Monday, June 18, 2018 | ePaper
About 1,400 Rohingya children arrive without parents
A Rohingya refugee child reacts as people queue for aid in a camp in Coxâ€™s Bazar on Friday. Reuters photo
About 1,400 Rohingya children have arrived in Bangladesh without their parents fleeing violence in Rakhine State of Myanmar.
Their parents were either killed or missing in the wake of a brutal military crackdown in Rakhine state.
These children have been provided shelter at the Child Friendly Space (CFS) of Kutupalong refugee camp in Cox's Bazar.
Â "They have arrived in Bangladesh near the Myanmar border without their parents. Many of them have seen family members killed and their homes set on fire by Myanmar army," said Faria Amin, communication specialist at UNICEF Bangladesh.
Prime Minister Sheikh Hasina told the UN General Assembly on Thursday that Bangladesh was sheltering more than 8,00,000 Rohingya, of whom 4,30,000 had arrived in the past three weeks.
Children constitute about 60 per cent of the people who have poured into Bangladesh, according to UNICEF.
Farida Amin said, "Those (children) who arrived without their parents have been given shelters at the CFS centres, supported by UNICEF in collaboration with local aid agencies."
Â "These centers have become a sanctuary for children in trauma, with many of them too young to even understand the enormity of the tragedy," she added.
Rashid (10) is among about 1,400 Rohingya children, who have arrived in Bangladesh without their parents.
He is mourning the loss of his parents - father Zahid Hossain and mother Ramija Khatun, who, he says, were killed by the Myanmar military.
Rashid lived with his parents and six siblings in Shikderpara village of Maungdaw until August 25, when the army targeted his home as part of its campaign that termed as "ethnic cleansing" by the international agencies including the United Nations.
Â "It was Friday. I grabbed my sister's hand and ran towards the nearby hill. After the army departed I came back and found my parents dead," he said. He had little time to mourn in his village. He found his neighbours near the hill and tagged along with them for the rest of the journey.
"I walked for three nights to reach the Bangladesh border. I crossed the Naf river to enter Bangladesh a day before Eid on September 1," he said.
Rashid has no clue about the whereabouts of his other siblings. "I heard that all my brothers and sister were killed."
Now his little shoulder has to carry a heavy responsibility - he has to take care of his six-year-old younger sister Rashida.
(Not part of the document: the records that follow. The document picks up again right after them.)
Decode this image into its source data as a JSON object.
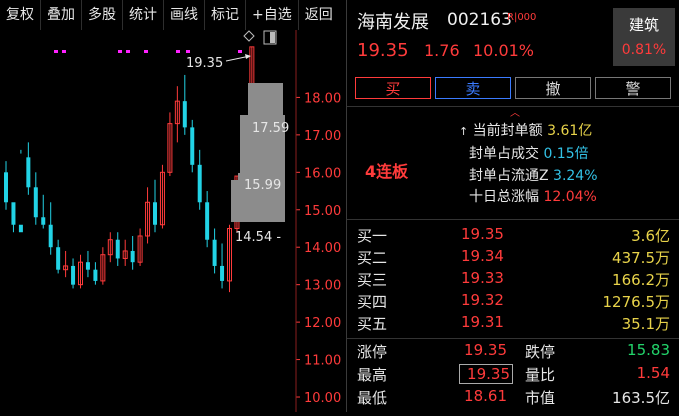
{
  "toolbar": {
    "items": [
      "复权",
      "叠加",
      "多股",
      "统计",
      "画线",
      "标记",
      "+自选",
      "返回"
    ]
  },
  "chart": {
    "y_ticks": [
      "18.00",
      "17.00",
      "16.00",
      "15.00",
      "14.00",
      "13.00",
      "12.00",
      "11.00",
      "10.00"
    ],
    "last_price_label": "19.35",
    "ask_levels": [
      "17.59",
      "15.99",
      "14.54 -"
    ],
    "colors": {
      "up": "#ff3b3b",
      "down": "#22d3e6",
      "marker": "#ff22ff",
      "block": "#8c8c8c"
    }
  },
  "chart_data": {
    "type": "candlestick",
    "ylim": [
      9.6,
      19.8
    ],
    "candles": [
      [
        16.0,
        16.3,
        15.2,
        15.0
      ],
      [
        15.2,
        15.0,
        14.6,
        14.4
      ],
      [
        14.6,
        16.5,
        14.4,
        16.6
      ],
      [
        16.4,
        16.8,
        15.6,
        15.4
      ],
      [
        15.6,
        16.0,
        14.8,
        14.6
      ],
      [
        14.8,
        15.4,
        14.6,
        14.5
      ],
      [
        14.6,
        15.2,
        14.0,
        13.8
      ],
      [
        14.0,
        14.2,
        13.4,
        13.3
      ],
      [
        13.4,
        13.9,
        13.5,
        13.2
      ],
      [
        13.5,
        13.7,
        13.0,
        12.9
      ],
      [
        13.0,
        13.8,
        13.6,
        12.9
      ],
      [
        13.6,
        13.9,
        13.4,
        13.2
      ],
      [
        13.4,
        13.6,
        13.1,
        13.0
      ],
      [
        13.1,
        14.0,
        13.8,
        13.0
      ],
      [
        13.8,
        14.4,
        14.2,
        13.6
      ],
      [
        14.2,
        14.4,
        13.7,
        13.5
      ],
      [
        13.7,
        14.2,
        13.9,
        13.5
      ],
      [
        13.9,
        14.3,
        13.6,
        13.4
      ],
      [
        13.6,
        14.5,
        14.3,
        13.5
      ],
      [
        14.3,
        15.6,
        15.2,
        14.1
      ],
      [
        15.2,
        15.8,
        14.6,
        14.4
      ],
      [
        14.6,
        16.2,
        16.0,
        14.5
      ],
      [
        16.0,
        17.6,
        17.3,
        15.9
      ],
      [
        17.3,
        18.3,
        17.9,
        16.8
      ],
      [
        17.9,
        18.6,
        17.2,
        17.0
      ],
      [
        17.2,
        17.4,
        16.2,
        16.0
      ],
      [
        16.2,
        16.6,
        15.2,
        15.0
      ],
      [
        15.2,
        15.5,
        14.2,
        14.0
      ],
      [
        14.2,
        14.5,
        13.5,
        13.3
      ],
      [
        13.5,
        14.1,
        13.1,
        12.9
      ],
      [
        13.1,
        14.6,
        14.5,
        12.8
      ],
      [
        14.5,
        15.9,
        15.9,
        14.4
      ],
      [
        15.9,
        17.5,
        17.5,
        15.9
      ],
      [
        17.5,
        19.35,
        19.35,
        17.5
      ]
    ],
    "magenta_markers": 5
  },
  "stock": {
    "name": "海南发展",
    "code": "002163",
    "tag": "R|000",
    "price": "19.35",
    "change": "1.76",
    "change_pct": "10.01%"
  },
  "sector": {
    "name": "建筑",
    "pct": "0.81%"
  },
  "trade": {
    "buy": "买",
    "sell": "卖",
    "cancel": "撤",
    "alert": "警"
  },
  "seal": {
    "board": "4连板",
    "rows": [
      {
        "label": "当前封单额",
        "value": "3.61亿",
        "color": "y"
      },
      {
        "label": "封单占成交",
        "value": "0.15倍",
        "color": "c"
      },
      {
        "label": "封单占流通Z",
        "value": "3.24%",
        "color": "c"
      },
      {
        "label": "十日总涨幅",
        "value": "12.04%",
        "color": "r"
      }
    ]
  },
  "orderbook": [
    {
      "level": "买一",
      "price": "19.35",
      "vol": "3.6亿"
    },
    {
      "level": "买二",
      "price": "19.34",
      "vol": "437.5万"
    },
    {
      "level": "买三",
      "price": "19.33",
      "vol": "166.2万"
    },
    {
      "level": "买四",
      "price": "19.32",
      "vol": "1276.5万"
    },
    {
      "level": "买五",
      "price": "19.31",
      "vol": "35.1万"
    }
  ],
  "stats": [
    {
      "l1": "涨停",
      "v1": "19.35",
      "c1": "r",
      "l2": "跌停",
      "v2": "15.83",
      "c2": "g"
    },
    {
      "l1": "最高",
      "v1": "19.35",
      "c1": "r",
      "l2": "量比",
      "v2": "1.54",
      "c2": "r"
    },
    {
      "l1": "最低",
      "v1": "18.61",
      "c1": "r",
      "l2": "市值",
      "v2": "163.5亿",
      "c2": "lbl"
    }
  ]
}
Â "When Rashid came on the first day, every moment he came to me to say his parents are dead," said Faria Amin.
Â "He has eased up a bit in the past few days after he started to come here (CFS)," she said.
Faria said there are 42 CFSs in Ukhia and Teknaf.